As one of few companies that you willingly submit a ton of personal information to, Facebook knows more about you than most. Because of that, the company is frequently under the microscope when it comes to user privacy, but the its new hyper-local advertising effort suggests that businesses—not users—are Facebook’s top priority.
The new type of mobile ads, which are being rolled out as an option for advertisers as we speak, not only use your age, gender, interests, and overall social profile to determine which ads you’re most likely to fall for, but now they track your exact location via your smartphone as well. The idea is that if you’re browsing Facebook on your phone and see an ad for a business within a mile of you, you’re more likely to visit it.
If you’re a bit creeped out by the idea of this type of location-aware advertising, you’re not alone. These “stalker” ads are certainly unsettling for anyone who cringes at the idea of companies setting up invisible GPS fences, hoping to snag Facebook users who happen to pass through.
Facebook justifies its new ad efforts by promising that they are “built with privacy in mind,” and that advertisers are not notified which specific individuals have seen their ads. Fair enough, but a question remains: If you’re already using every bit of information I’ve submitted to the social network—including my city and state—in order to target me with relevant ads, do you really need to know my exact location throughout the day as well?
It’s not like the previous amount of information has really been a success. I don’t think I’m alone in saying that if feeding me relevant ads is Facebook’s job, it’s failing at it. Horribly. Now, those ads can follow you around.
And no, there’s no way to turn this tracking off from within the app, so don’t bother digging into your Facebook menus. As Facebook itself admits, the only way to avoid being targeted by location-aware ads is to forcibly yank location permissions from the app itself. Yes, the same permissions it constantly pesters you for upon installing the app are the ones you need to go into your phone’s settings menu and remove in order to avoid falling into the crosshairs of Facebook’s advertising algorithms.
This is especially interesting considering Facebook already has a menu dedicated to ad settings. On this list you can tweak things like whether you see ads based on what your friends like, and whether third party ads will ever be able to use your image and name. Why the option to simply turn off hyper-local ads isn’t included here is a mystery—or perhaps the answer is obvious.

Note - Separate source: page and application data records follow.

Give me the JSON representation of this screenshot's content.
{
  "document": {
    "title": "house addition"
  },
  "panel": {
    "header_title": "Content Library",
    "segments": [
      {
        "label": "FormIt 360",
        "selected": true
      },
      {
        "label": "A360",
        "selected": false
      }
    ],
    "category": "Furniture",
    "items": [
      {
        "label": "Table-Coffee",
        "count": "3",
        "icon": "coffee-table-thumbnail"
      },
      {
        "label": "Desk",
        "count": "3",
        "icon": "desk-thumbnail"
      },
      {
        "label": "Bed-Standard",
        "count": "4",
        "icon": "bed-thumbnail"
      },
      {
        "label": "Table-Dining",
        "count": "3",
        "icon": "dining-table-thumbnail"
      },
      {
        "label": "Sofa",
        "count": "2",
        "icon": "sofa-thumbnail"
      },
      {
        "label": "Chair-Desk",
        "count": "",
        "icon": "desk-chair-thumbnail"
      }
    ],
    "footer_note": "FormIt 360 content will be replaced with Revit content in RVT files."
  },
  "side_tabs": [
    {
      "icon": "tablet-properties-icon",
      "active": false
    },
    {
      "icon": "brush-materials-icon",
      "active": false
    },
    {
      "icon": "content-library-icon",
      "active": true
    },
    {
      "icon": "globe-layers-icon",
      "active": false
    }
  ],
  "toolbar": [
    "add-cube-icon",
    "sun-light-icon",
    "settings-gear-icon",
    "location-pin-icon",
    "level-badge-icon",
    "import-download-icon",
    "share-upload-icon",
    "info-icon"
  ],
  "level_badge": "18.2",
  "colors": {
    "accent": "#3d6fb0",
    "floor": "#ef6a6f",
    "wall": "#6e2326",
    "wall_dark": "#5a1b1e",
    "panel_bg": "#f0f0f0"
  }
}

If you’re like me, you might be interested in how to keep Facebook from letting advertisers act like jilted lovers—littering your Facebook feed when they see you walk past their front door—here’s how to shut it down:
On iOS: Click the Settings icon, then Privacy, and finally Location Services. From here, find Facebook on the list, tap it, and change the setting to “Never.” This will prevent the app from tracking your location whatsoever.
On Android: Since you agree to allow Facebook to use your device’s location when you first download the app, you’re going to need to simply click Location Services off within your phone’s settings menu. If you’re an advanced user you can dive into third party apps like Tasker, which allow you to set up how each app uses things like location services, but generally speaking the quickest way to prevent Facebook’s creepy new ads is to simply toggle location services off entirely.
Photo via mil8/Flickr(CC 2.0)